**Task to carry out**
In which lines of the data does the string "pictures" appear? Copy every one.

**Dataset excerpts**
━━━

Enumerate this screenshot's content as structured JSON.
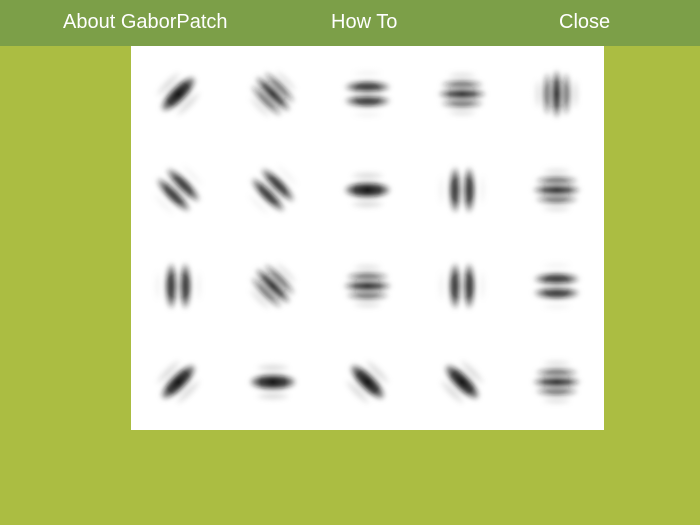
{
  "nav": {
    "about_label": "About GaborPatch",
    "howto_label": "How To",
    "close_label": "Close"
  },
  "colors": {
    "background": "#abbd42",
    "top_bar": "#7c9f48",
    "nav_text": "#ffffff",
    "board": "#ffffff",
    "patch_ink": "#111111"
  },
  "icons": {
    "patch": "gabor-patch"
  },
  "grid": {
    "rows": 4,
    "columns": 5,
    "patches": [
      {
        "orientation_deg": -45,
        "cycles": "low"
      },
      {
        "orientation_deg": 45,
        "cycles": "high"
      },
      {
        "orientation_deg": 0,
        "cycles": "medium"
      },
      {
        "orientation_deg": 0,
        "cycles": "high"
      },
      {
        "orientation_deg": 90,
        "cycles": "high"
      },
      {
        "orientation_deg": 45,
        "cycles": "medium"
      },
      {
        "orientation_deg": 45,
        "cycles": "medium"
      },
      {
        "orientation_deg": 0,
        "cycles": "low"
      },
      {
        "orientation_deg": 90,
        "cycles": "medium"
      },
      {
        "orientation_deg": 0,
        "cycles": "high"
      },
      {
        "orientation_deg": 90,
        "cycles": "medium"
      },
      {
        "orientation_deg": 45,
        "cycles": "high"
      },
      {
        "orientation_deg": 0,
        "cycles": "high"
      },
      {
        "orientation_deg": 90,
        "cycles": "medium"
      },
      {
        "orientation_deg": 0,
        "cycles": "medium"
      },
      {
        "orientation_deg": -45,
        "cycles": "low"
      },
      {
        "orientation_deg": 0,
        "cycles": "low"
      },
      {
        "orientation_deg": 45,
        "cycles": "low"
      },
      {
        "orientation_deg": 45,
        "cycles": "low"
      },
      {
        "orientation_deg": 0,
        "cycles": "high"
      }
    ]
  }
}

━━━

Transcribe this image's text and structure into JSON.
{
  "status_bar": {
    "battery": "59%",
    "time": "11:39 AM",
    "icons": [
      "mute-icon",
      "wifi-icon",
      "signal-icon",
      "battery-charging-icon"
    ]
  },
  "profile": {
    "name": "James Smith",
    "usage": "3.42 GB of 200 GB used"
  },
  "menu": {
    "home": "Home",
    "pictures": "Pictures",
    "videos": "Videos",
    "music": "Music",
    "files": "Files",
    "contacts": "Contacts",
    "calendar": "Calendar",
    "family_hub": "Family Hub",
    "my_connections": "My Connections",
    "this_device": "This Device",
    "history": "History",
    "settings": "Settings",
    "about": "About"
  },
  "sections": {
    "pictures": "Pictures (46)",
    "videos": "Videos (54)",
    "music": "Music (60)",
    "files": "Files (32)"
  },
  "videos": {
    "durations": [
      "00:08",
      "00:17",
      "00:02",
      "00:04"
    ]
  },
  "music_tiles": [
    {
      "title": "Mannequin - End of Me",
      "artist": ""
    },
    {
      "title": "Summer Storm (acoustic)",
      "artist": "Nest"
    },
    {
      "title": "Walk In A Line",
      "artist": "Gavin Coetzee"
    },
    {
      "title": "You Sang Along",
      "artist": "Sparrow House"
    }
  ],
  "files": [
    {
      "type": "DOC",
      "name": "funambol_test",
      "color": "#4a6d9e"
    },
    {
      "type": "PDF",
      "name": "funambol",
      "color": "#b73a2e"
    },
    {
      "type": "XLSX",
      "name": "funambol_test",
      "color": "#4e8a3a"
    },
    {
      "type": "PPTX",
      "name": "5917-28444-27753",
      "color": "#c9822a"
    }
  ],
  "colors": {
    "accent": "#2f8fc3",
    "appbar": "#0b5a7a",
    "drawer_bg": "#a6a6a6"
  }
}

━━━

**Exercise solution**
    "pictures": "Pictures",
    "pictures": "Pictures (46)",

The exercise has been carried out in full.